International Journal of Endocrinology. 2013; 2013(976810)
51 Comparison of sevelamer and calcium carbonate on endothelial function and inflammation in patients on peritoneal dialysis
Chennasamudram, S.P. and Noor, T. and Vasylyeva, T.L.
Journal of Renal Care. 2013; 39(2): 82-89
52 Neck circumference as an anthropometric measure of obesity in diabetics
Aswathappa, J. and Garg, S. and Kutty, K. and Shankar, V.
North American Journal of Medical Sciences. 2013; 5(1): 28-31
53 ETC-1002 regulates immune response, leukocyte homing, and adipose tissue inflammation via LKB1-dependent activation of macrophage AMPK
Sergey Filippov,Stephen L. Pinkosky,Richard J. Lister,Catherine Pawloski,Jeffrey C. Hanselman,Clay T. Cramer,Rai Ajit K. Srivastava,Timothy R. Hurley,Cheryl D. Bradshaw,Mark A. Spahr,Roger S. Newton
Journal of Lipid Research. 2013; 54(8): 2095
[Pubmed] | [DOI]
54 Correlation of inflammatory markers with type 2 diabetes mellitus in Pakistani patients
Nadeem, A. and Naveed, A.K. and Hussain, M.M. and Raza, S.I.
Journal of Postgraduate Medical Institute. 2013; 27(3): 267-273
55 Analysis of Inflammatory Mediators in Type 2 Diabetes Patients
Ahmed Al-Shukaili,Saif AL-Ghafri,Safia Al-Marhoobi,Said Al-Abri,Jawad Al-Lawati,Masoud Al-Maskari
International Journal of Endocrinology. 2013; 2013: 1
[Pubmed] | [DOI]

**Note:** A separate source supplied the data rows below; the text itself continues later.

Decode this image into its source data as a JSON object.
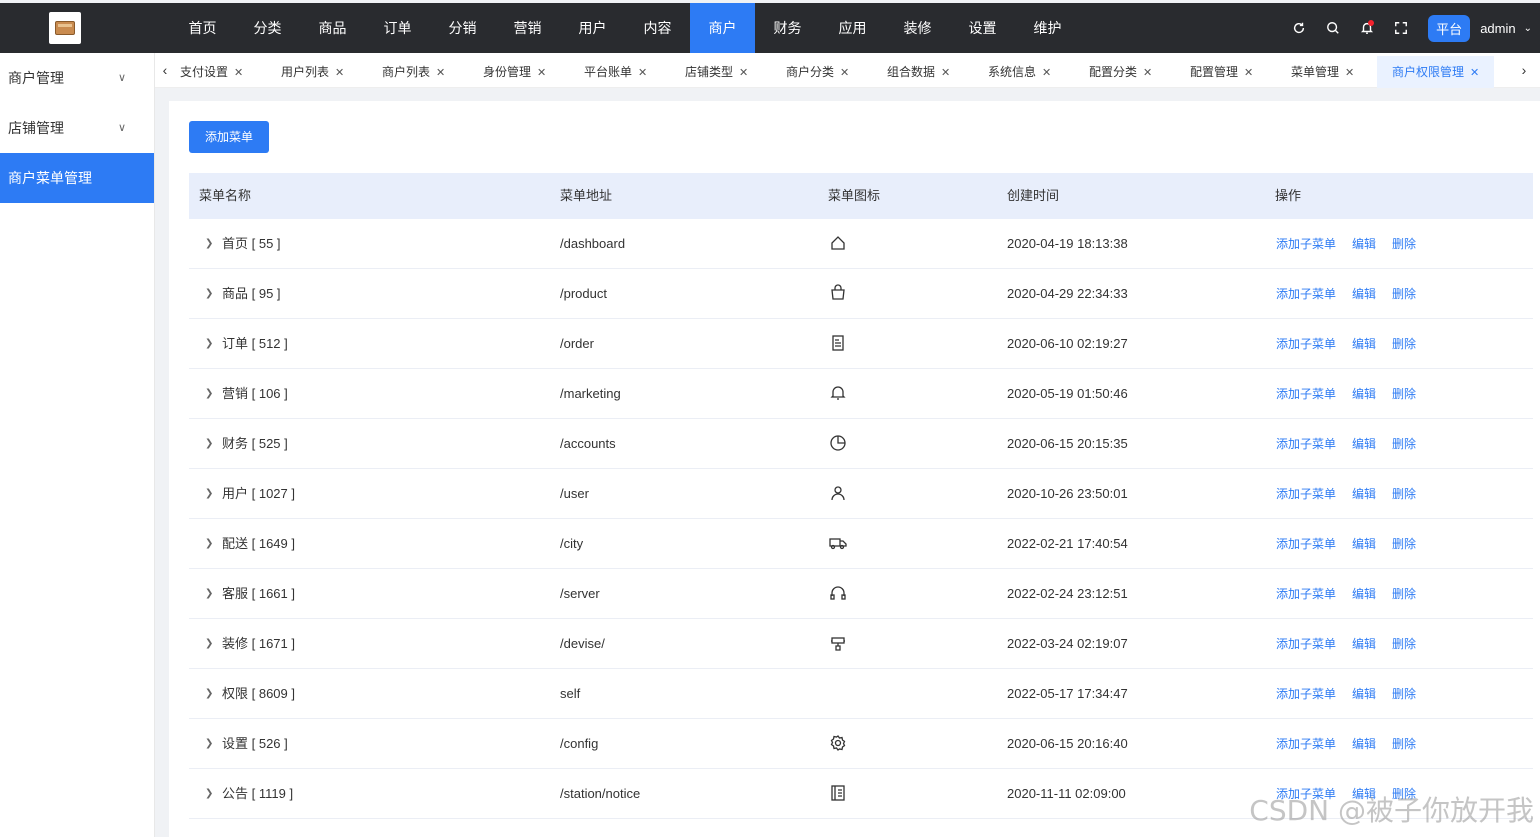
{
  "nav": [
    "首页",
    "分类",
    "商品",
    "订单",
    "分销",
    "营销",
    "用户",
    "内容",
    "商户",
    "财务",
    "应用",
    "装修",
    "设置",
    "维护"
  ],
  "nav_active": "商户",
  "topbar": {
    "platform": "平台",
    "user": "admin"
  },
  "sidebar": [
    {
      "label": "商户管理",
      "chevron": true
    },
    {
      "label": "店铺管理",
      "chevron": true
    },
    {
      "label": "商户菜单管理",
      "active": true
    }
  ],
  "tabs": [
    "支付设置",
    "用户列表",
    "商户列表",
    "身份管理",
    "平台账单",
    "店铺类型",
    "商户分类",
    "组合数据",
    "系统信息",
    "配置分类",
    "配置管理",
    "菜单管理",
    "商户权限管理"
  ],
  "tab_active": "商户权限管理",
  "add_button": "添加菜单",
  "table": {
    "headers": [
      "菜单名称",
      "菜单地址",
      "菜单图标",
      "创建时间",
      "操作"
    ],
    "rows": [
      {
        "name": "首页 [ 55 ]",
        "path": "/dashboard",
        "icon": "home-icon",
        "time": "2020-04-19 18:13:38"
      },
      {
        "name": "商品 [ 95 ]",
        "path": "/product",
        "icon": "shopping-bag-icon",
        "time": "2020-04-29 22:34:33"
      },
      {
        "name": "订单 [ 512 ]",
        "path": "/order",
        "icon": "document-icon",
        "time": "2020-06-10 02:19:27"
      },
      {
        "name": "营销 [ 106 ]",
        "path": "/marketing",
        "icon": "bell-icon",
        "time": "2020-05-19 01:50:46"
      },
      {
        "name": "财务 [ 525 ]",
        "path": "/accounts",
        "icon": "pie-chart-icon",
        "time": "2020-06-15 20:15:35"
      },
      {
        "name": "用户 [ 1027 ]",
        "path": "/user",
        "icon": "user-icon",
        "time": "2020-10-26 23:50:01"
      },
      {
        "name": "配送 [ 1649 ]",
        "path": "/city",
        "icon": "truck-icon",
        "time": "2022-02-21 17:40:54"
      },
      {
        "name": "客服 [ 1661 ]",
        "path": "/server",
        "icon": "headset-icon",
        "time": "2022-02-24 23:12:51"
      },
      {
        "name": "装修 [ 1671 ]",
        "path": "/devise/",
        "icon": "brush-icon",
        "time": "2022-03-24 02:19:07"
      },
      {
        "name": "权限 [ 8609 ]",
        "path": "self",
        "icon": "",
        "time": "2022-05-17 17:34:47"
      },
      {
        "name": "设置 [ 526 ]",
        "path": "/config",
        "icon": "gear-icon",
        "time": "2020-06-15 20:16:40"
      },
      {
        "name": "公告 [ 1119 ]",
        "path": "/station/notice",
        "icon": "notice-icon",
        "time": "2020-11-11 02:09:00"
      }
    ],
    "actions": [
      "添加子菜单",
      "编辑",
      "删除"
    ]
  },
  "watermark": "CSDN @被子你放开我",
  "colors": {
    "accent": "#2d7bf4",
    "topbar": "#292b2f",
    "header_bg": "#e8eefb"
  }
}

Similar in PUBMED
   Search Pubmed for
   Search in Google Scholar for
 Related articles
Access Statistics
Email Alert *
Add to My List *
* Registration required (free)

  In this article
Materials and Me...
Article Figures
Article Tables

 Article Access Statistics
    PDF Downloaded749    
    Comments [Add]    
    Cited by others 55    

Recommend this journal